    Basses of different materials other than wood I don't know about. But I have general idea about basses made in a conventional manner. And there is tone in the wood for a fact. But you could probably contact the manufacturer and they'd probably tell you what makes their bass work.

    Out of curiosity, what did that bass sound like unplugged?
  17. Tez


    Jan 24, 2004
    if you set up your amp badly every bass will sound like sh333t
    so to get a great sound you need to master the understanding of what is good tone
    1 its subjective
    2 its a combination of woods
    2 choice of pickups
    3 choice of amp and or speaker
    4 how you set up your tone on the amp and Bass
    5 how you play
    there are so many variables it takes a long time to perfect your own sound and hopfully your not the only one that likes it
  18. luknfur


    Jan 14, 2004
    Wassup Smash.

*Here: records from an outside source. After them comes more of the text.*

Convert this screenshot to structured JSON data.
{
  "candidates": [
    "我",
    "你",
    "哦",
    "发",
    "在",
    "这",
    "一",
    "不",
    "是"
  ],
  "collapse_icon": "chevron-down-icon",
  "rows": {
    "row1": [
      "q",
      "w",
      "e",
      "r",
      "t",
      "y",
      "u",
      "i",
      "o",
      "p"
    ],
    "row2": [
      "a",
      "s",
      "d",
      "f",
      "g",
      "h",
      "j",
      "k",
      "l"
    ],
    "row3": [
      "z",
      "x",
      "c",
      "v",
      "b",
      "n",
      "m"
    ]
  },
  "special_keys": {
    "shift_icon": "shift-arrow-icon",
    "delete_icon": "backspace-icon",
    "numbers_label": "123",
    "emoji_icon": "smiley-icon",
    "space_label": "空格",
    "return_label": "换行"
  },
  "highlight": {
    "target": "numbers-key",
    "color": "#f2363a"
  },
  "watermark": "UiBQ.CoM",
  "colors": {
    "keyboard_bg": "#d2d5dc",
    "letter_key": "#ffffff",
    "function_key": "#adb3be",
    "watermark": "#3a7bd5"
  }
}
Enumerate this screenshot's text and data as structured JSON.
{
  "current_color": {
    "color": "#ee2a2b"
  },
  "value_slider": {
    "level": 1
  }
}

Was pretty much resricting myself to just the bass, pups, and "onboard" preamps. When I've swapped preamps from bass to bass, I personally haven't observed the preamps (being the NTMB, OBP-3, and BQS) to have the pronounced affect that occurs with swapping basses. That is, I've had no luck getting the same sounds going from the acoustically dark to acoustically midrange bass using the same preamp with the same pups - when I've done it. Something with a parametric EQ (like the NE-1) is moving more into some gray area. More sophisticated outbaord EQ units I don't have experience with.

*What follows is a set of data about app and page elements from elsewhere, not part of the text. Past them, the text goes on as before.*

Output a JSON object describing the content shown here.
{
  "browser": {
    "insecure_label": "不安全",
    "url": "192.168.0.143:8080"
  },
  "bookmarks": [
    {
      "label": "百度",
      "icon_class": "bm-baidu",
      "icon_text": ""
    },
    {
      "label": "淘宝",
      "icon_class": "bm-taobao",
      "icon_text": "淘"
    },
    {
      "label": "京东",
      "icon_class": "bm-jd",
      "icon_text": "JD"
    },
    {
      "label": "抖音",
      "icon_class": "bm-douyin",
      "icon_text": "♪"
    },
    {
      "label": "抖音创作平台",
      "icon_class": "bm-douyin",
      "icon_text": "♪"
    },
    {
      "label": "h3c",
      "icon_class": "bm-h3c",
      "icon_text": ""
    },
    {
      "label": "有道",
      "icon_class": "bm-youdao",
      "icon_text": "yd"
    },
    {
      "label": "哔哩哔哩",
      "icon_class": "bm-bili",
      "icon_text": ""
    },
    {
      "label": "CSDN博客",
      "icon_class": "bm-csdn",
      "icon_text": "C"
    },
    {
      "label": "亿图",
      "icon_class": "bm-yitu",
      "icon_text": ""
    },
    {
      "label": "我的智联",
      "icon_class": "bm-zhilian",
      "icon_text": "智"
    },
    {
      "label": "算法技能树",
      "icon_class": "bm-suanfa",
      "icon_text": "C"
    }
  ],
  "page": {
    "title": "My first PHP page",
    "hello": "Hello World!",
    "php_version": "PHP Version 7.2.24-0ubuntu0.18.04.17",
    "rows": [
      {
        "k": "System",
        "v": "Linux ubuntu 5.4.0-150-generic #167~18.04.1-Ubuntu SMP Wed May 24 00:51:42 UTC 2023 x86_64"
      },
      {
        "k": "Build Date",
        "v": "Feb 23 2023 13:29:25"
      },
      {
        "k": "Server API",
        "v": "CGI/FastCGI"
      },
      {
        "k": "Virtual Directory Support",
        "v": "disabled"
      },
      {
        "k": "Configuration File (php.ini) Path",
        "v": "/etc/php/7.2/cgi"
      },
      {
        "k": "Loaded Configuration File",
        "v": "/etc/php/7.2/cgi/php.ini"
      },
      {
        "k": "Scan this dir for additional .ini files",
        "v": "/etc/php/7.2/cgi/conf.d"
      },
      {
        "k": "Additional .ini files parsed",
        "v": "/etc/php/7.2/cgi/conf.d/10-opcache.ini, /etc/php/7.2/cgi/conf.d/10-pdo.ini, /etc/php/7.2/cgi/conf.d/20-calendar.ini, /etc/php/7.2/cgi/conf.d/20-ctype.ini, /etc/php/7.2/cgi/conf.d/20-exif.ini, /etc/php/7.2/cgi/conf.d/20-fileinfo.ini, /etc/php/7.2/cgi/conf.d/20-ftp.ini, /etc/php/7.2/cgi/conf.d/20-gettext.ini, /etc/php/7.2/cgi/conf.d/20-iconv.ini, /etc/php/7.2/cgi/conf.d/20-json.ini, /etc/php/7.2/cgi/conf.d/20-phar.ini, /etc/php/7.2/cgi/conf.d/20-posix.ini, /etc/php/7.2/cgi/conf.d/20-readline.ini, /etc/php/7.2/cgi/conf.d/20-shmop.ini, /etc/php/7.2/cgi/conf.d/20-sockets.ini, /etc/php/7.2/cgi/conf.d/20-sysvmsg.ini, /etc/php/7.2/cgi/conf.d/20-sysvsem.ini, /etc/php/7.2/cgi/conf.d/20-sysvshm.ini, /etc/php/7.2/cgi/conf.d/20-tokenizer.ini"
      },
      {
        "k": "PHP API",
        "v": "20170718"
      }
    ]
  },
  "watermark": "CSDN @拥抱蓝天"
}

    Strings I don't have much experience with. All my basses are strung with TI JF-344's. When I used to buy and sell basses on a regular basis, they always came with rounds so I'd play them one night just to check them out. I noticed the round sound got lost in the mix depending on the style of music. Where bass was more apparent it stood out. But strings I haven't jacked with much just cause I like TI's - and it's also a constant that facilitates comparison for other factors.

    Amps and speakers definetly can make a major difference.

    Where the tone is in the bass itself (neck, body, construction, etc.) I've wondered but I'd always guessed the neck would be most critical. That aspect I've made no attempt to break down. But your neck experience was an interesting piece and something to remember.

    For sure, what matters more than anything is the dude at the helm. But I was thinking along the lines all factors being equal aside from bass, pups, and preamps.

    But it's just my take at this date. Occassionally something happens and everything changes.
  19. Brooks


    Apr 4, 2000
    Middle East
    I have the Staccato bass (see my sig below for link) which has no wood in it at all. It's a neck-through, with main part made of a fairly light magnezium alloy, with an attached fiberglass body filled with foam. It's passive, with Kent Armstrong pups.

    Sound is very...hmmm...woody, somewhat heavy on lower mids, sort of like a P-Bass with treble rolled off, or maybe a Gibson Thunderbird...great for traditional rock.

    So I guess tone is in everything that goes into the bass, to some degree.